Source: Global Thinking, The FPC Newsletter
Not enough is done to make migrants feel part of the community, argues Phoebe Griffith
Despite the media frenzy that followed, the 2002 nationality White Paper was a step in the right direction. The paper dealt with some of the most pressing issues surrounding the immigration debate - the trappings of citizenship, the plugging of skills shortages through targeted work permit schemes and the delivery of basic services for asylum seekers.
Sadly the paper failed to tackle the sensitive issues about how we can help newcomers become full members of our society and how we can harness their skills; in other words, how we promote their 'integration'.
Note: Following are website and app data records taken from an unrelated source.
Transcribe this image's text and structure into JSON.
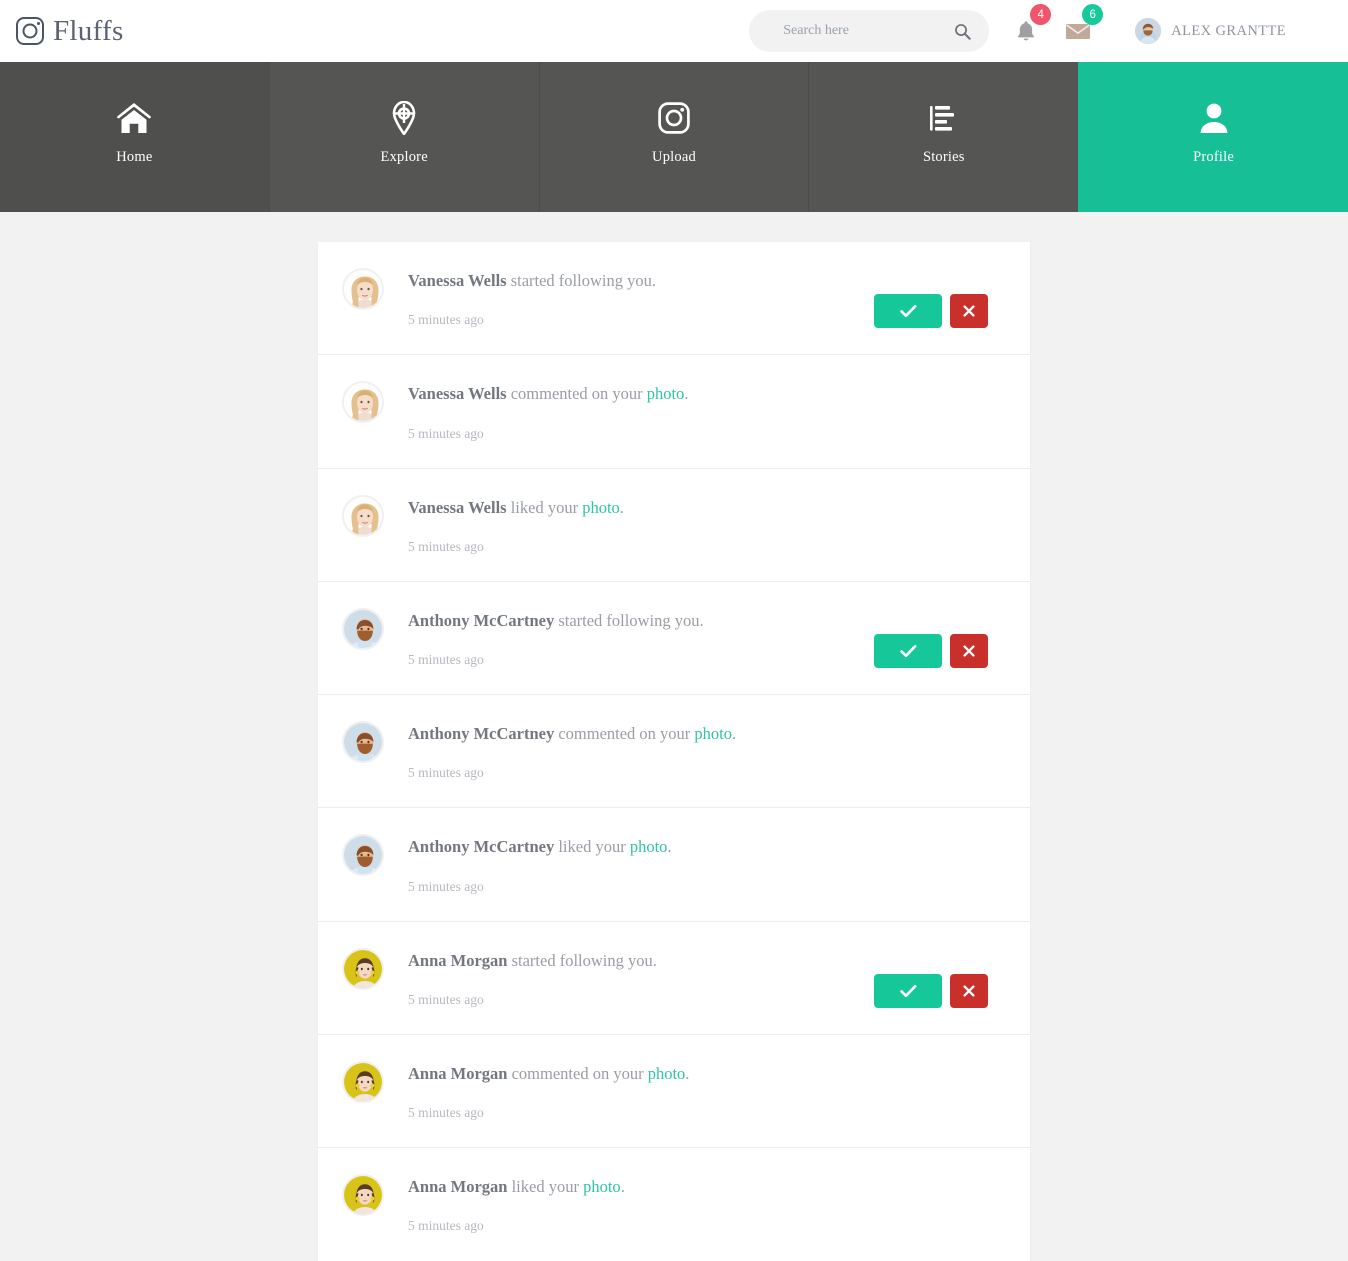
{
  "app": {
    "brand": "Fluffs",
    "brand_icon": "instagram-camera-icon",
    "accent_color": "#17bf97",
    "nav_bg_color": "#555654",
    "page_bg_color": "#f2f2f2"
  },
  "header": {
    "search": {
      "placeholder": "Search here",
      "value": "",
      "icon": "search-icon"
    },
    "notifications": {
      "icon": "bell-icon",
      "count": "4",
      "badge_color": "#f1556c"
    },
    "messages": {
      "icon": "envelope-icon",
      "count": "6",
      "badge_color": "#18c99a"
    },
    "user": {
      "name": "ALEX GRANTTE",
      "avatar": "user-avatar-bearded-man"
    }
  },
  "nav": {
    "items": [
      {
        "label": "Home",
        "icon": "home-icon",
        "active": false
      },
      {
        "label": "Explore",
        "icon": "crosshair-icon",
        "active": false
      },
      {
        "label": "Upload",
        "icon": "camera-icon",
        "active": false
      },
      {
        "label": "Stories",
        "icon": "list-icon",
        "active": false
      },
      {
        "label": "Profile",
        "icon": "person-icon",
        "active": true
      }
    ]
  },
  "notifications": {
    "accept_label": "check-icon",
    "reject_label": "times-icon",
    "items": [
      {
        "user": "Vanessa Wells",
        "action": " started following you.",
        "link": "",
        "suffix": "",
        "time": "5 minutes ago",
        "avatar": "vanessa-wells-avatar",
        "has_actions": true
      },
      {
        "user": "Vanessa Wells",
        "action": " commented on your ",
        "link": "photo",
        "suffix": ".",
        "time": "5 minutes ago",
        "avatar": "vanessa-wells-avatar",
        "has_actions": false
      },
      {
        "user": "Vanessa Wells",
        "action": " liked your ",
        "link": "photo",
        "suffix": ".",
        "time": "5 minutes ago",
        "avatar": "vanessa-wells-avatar",
        "has_actions": false
      },
      {
        "user": "Anthony McCartney",
        "action": " started following you.",
        "link": "",
        "suffix": "",
        "time": "5 minutes ago",
        "avatar": "anthony-mccartney-avatar",
        "has_actions": true
      },
      {
        "user": "Anthony McCartney",
        "action": " commented on your ",
        "link": "photo",
        "suffix": ".",
        "time": "5 minutes ago",
        "avatar": "anthony-mccartney-avatar",
        "has_actions": false
      },
      {
        "user": "Anthony McCartney",
        "action": " liked your ",
        "link": "photo",
        "suffix": ".",
        "time": "5 minutes ago",
        "avatar": "anthony-mccartney-avatar",
        "has_actions": false
      },
      {
        "user": "Anna Morgan",
        "action": " started following you.",
        "link": "",
        "suffix": "",
        "time": "5 minutes ago",
        "avatar": "anna-morgan-avatar",
        "has_actions": true
      },
      {
        "user": "Anna Morgan",
        "action": " commented on your ",
        "link": "photo",
        "suffix": ".",
        "time": "5 minutes ago",
        "avatar": "anna-morgan-avatar",
        "has_actions": false
      },
      {
        "user": "Anna Morgan",
        "action": " liked your ",
        "link": "photo",
        "suffix": ".",
        "time": "5 minutes ago",
        "avatar": "anna-morgan-avatar",
        "has_actions": false
      }
    ]
  }
}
Partly to blame is our entrenched inability to come to terms with what is still viewed as a dirty word in the UK, laden with assimilationist implications – immigrants made to sacrifice culture, language or creed to become 'Westernised'. The furore that followed the announcements regarding citizenship classes, oaths of allegiance and measures to curb arranged marriages was a reflection of the extent to which the integration debate has failed to take root in this country.
The government is right to insist that in order to have a successful immigration system good management is paramount. What it fails to address is that if we are to have a successful immigration system, we need to put in place the tools of integration. If not, we will continue facing a double failure. On the one hand a loss of faith in the immigration system which today verges on hysteria. The public overwhelmingly perceive immigrants and immigration as a problem – 'scroungers' and 'burdens'. More, for example, are concerned about immigrants than about education, the economy or drug abuse.
On the other hand a pool of wasted talent. 70% of refugees are unemployed according to Home Office figures, and 60% of those who had worked as managers and trained professionals at home cannot get jobs here. And this is despite the fact that those applying for refugee status are young and keen to find work: two thirds are aged between 21 and 34.
Countries like Canada and Holland have looked these problems in the eye for many years. Not only have they been selectively recruiting people from abroad, but they have also set up managed integration programmes which help develop language skills, make people feel welcome, introduce them to the ways of their hosts, and make sure that they have all the help they need to enter the job market.
These countries have recognised that for integration to work it needs to be a two way process, a bargain where the host helps create an open and welcoming environment and provides the relevant services to facilitate integration and where the newcomer agrees to participate in the process openly and responsibly.
In Canada new citizens are asked to sign up to the Canadian Charter of Rights and Freedoms, in Holland refugees sign a contract committing themselves to a certain number of hours of language classes. Their experiences show that these integration strategies can and do work. In the Netherlands, for example, only 17% of the population objects to the presence of refugees within their borders and Canadians generally agree that their multicultural make-up is "the best thing about the country". Compare that to UK figures – 80% think that the government does too
much to help refugees and almost half think that Britain should stop welcoming asylum seekers.
Similarly, in Canada, unemployment levels among immigrants stand at 10%, the same rates as those of their Canadian-born counterparts. In Holland ambitious structured programmes have had
impressive results: 20,000 refugee jobs have been created in small- and medium-sized enterprises, and ethnic minority unemployment figures are down from 16% to 10%.
Immigration is now firmly on the government agenda. The old-timers in the immigration debate often observe how reforms in the UK seem to come in three-year cycles. The question for the next three years should be: can we have integration well as immigration?